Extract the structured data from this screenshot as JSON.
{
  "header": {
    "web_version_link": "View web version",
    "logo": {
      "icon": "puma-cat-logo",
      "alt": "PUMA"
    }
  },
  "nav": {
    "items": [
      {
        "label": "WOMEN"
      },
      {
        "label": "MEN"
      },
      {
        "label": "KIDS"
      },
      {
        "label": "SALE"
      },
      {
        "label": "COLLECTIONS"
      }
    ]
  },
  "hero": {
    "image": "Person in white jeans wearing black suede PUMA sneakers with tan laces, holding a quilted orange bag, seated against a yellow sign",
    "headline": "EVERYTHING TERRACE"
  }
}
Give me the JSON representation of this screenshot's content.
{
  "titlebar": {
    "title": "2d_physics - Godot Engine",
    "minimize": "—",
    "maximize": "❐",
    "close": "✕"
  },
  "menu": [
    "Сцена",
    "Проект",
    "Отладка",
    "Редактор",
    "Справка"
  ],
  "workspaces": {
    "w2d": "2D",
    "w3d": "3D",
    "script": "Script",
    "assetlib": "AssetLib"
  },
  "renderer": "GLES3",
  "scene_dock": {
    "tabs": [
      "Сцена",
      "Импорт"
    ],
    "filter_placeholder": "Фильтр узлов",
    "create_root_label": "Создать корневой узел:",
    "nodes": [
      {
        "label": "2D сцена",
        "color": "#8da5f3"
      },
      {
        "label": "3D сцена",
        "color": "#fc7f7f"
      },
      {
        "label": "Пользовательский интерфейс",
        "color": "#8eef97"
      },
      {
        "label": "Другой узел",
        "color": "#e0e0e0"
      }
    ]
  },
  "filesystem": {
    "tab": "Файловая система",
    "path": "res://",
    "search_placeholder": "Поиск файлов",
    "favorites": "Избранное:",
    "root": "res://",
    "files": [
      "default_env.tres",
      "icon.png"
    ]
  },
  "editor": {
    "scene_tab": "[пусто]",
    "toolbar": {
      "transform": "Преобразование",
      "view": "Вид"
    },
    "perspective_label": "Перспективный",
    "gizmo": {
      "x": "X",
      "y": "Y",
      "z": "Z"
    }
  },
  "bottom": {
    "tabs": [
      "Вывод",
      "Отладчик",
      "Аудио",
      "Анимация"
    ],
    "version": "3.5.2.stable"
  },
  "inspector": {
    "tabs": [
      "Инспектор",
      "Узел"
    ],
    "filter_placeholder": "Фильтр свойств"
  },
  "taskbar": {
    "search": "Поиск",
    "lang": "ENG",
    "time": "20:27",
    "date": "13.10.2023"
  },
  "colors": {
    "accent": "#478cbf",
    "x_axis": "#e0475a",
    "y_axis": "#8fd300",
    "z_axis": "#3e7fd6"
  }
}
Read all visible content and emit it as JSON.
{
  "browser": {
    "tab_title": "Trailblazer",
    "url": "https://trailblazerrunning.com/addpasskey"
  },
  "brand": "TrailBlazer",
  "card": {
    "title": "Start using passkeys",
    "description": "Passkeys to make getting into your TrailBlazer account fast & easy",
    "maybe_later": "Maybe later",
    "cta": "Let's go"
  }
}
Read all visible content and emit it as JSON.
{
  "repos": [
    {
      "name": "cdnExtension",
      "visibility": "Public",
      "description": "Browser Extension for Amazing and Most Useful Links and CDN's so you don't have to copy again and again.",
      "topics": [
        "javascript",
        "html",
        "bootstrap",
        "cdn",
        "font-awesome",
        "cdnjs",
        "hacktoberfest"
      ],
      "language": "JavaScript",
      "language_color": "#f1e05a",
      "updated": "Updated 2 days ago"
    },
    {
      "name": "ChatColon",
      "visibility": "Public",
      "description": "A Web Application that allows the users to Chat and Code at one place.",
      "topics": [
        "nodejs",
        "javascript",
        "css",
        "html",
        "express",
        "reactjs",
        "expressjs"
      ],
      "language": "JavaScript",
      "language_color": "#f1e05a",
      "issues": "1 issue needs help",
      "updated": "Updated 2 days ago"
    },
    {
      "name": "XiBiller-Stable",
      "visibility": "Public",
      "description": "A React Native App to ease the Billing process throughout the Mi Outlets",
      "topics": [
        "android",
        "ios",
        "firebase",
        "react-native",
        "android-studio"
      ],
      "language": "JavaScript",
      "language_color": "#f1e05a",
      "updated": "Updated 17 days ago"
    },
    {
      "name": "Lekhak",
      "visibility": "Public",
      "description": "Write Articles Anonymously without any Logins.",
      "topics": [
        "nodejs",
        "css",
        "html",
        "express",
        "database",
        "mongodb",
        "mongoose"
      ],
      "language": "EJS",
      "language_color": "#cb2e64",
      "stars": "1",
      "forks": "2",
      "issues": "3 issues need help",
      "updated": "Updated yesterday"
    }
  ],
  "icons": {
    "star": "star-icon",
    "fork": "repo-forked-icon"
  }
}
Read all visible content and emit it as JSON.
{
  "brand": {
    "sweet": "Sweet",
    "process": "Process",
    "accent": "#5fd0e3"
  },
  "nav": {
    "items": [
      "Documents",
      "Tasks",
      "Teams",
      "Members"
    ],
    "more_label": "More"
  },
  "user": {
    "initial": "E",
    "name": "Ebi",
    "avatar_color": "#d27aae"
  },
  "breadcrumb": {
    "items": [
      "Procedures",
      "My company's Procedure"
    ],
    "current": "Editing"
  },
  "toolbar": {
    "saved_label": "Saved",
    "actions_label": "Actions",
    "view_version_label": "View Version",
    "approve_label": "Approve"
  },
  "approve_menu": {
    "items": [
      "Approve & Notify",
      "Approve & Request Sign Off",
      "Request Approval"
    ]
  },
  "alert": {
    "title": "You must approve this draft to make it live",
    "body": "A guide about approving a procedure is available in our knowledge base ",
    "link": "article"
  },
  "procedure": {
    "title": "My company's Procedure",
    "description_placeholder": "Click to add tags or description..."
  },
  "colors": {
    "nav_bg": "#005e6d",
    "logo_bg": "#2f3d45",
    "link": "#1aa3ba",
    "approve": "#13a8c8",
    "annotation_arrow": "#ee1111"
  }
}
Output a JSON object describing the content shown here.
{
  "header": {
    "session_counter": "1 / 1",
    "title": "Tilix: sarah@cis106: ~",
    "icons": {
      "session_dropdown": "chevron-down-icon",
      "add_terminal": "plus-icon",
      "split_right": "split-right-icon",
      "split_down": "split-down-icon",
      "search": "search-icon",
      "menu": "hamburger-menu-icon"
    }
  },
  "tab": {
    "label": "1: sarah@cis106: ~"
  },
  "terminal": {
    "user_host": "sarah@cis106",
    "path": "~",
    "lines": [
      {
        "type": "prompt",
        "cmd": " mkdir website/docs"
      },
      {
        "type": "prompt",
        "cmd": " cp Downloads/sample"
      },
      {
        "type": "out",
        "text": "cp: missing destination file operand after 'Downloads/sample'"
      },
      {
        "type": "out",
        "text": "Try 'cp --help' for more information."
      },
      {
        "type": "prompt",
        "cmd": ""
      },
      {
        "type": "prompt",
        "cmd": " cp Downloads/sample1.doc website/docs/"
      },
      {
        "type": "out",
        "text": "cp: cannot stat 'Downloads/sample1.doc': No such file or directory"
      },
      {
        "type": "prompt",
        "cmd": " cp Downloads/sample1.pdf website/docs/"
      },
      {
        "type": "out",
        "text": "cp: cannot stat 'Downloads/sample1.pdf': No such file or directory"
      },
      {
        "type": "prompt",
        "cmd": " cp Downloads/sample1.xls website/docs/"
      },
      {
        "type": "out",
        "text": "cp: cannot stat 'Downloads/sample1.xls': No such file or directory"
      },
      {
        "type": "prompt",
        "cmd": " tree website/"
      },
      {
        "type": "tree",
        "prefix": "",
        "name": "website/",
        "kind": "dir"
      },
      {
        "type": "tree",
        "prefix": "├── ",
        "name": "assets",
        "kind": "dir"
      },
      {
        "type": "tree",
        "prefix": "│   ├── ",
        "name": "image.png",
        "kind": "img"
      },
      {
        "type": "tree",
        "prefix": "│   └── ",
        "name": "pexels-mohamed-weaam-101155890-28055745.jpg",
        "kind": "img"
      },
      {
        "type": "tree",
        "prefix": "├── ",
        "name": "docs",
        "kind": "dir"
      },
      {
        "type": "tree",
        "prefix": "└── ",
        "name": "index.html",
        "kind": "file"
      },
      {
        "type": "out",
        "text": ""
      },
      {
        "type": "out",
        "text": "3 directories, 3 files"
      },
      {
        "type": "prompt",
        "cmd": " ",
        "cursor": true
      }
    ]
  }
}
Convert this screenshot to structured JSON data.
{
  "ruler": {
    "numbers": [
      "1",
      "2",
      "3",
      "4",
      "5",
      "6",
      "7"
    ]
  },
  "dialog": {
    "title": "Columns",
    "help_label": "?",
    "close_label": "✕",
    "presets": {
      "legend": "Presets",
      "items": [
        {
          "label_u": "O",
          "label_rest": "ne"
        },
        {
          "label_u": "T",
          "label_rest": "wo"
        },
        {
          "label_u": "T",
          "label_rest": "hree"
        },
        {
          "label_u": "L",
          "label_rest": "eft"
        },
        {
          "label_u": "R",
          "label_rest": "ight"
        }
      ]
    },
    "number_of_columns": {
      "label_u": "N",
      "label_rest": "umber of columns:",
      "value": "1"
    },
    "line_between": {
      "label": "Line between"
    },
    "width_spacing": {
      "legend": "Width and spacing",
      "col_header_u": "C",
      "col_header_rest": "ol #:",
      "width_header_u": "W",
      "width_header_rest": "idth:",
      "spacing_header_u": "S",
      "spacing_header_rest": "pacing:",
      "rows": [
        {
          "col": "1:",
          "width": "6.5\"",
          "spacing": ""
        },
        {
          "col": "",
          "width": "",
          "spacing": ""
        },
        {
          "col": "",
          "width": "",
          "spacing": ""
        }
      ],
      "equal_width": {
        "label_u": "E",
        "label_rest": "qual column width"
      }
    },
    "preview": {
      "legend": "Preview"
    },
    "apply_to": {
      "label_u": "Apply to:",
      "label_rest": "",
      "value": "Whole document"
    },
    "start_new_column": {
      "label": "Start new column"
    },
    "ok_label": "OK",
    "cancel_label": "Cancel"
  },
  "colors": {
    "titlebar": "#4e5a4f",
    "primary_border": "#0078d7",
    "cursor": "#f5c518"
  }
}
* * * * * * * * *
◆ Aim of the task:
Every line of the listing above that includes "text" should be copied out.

◆ Solution for this exercise:
        "text": "cp: missing destination file operand after 'Downloads/sample'"
        "text": "Try 'cp --help' for more information."
        "text": "cp: cannot stat 'Downloads/sample1.doc': No such file or directory"
        "text": "cp: cannot stat 'Downloads/sample1.pdf': No such file or directory"
        "text": "cp: cannot stat 'Downloads/sample1.xls': No such file or directory"
        "text": ""
        "text": "3 directories, 3 files"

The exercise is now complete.